[Page and application data records]
==*==

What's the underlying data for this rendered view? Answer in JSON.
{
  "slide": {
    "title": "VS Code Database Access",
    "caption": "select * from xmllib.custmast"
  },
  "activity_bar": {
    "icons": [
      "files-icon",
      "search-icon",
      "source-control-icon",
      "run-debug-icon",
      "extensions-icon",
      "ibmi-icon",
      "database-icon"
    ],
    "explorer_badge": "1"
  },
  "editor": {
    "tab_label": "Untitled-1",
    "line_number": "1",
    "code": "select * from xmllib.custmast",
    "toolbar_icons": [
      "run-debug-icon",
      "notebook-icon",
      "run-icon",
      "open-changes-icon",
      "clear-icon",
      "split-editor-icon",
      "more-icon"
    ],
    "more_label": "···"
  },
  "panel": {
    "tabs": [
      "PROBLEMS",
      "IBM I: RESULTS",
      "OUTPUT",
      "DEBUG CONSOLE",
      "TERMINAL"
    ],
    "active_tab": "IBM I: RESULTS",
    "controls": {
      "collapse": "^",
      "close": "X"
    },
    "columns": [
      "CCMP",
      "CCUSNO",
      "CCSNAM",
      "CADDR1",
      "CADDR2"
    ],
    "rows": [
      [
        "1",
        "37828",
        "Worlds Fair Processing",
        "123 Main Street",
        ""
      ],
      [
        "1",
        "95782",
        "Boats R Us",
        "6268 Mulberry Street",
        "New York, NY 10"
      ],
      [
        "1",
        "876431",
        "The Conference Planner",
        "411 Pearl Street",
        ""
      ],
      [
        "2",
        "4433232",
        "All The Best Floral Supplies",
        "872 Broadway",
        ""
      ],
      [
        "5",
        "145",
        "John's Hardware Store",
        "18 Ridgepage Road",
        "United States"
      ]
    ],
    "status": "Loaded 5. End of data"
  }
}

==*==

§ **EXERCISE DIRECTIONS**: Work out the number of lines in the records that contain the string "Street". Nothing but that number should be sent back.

§ **EXERCISE SOLUTION**: 3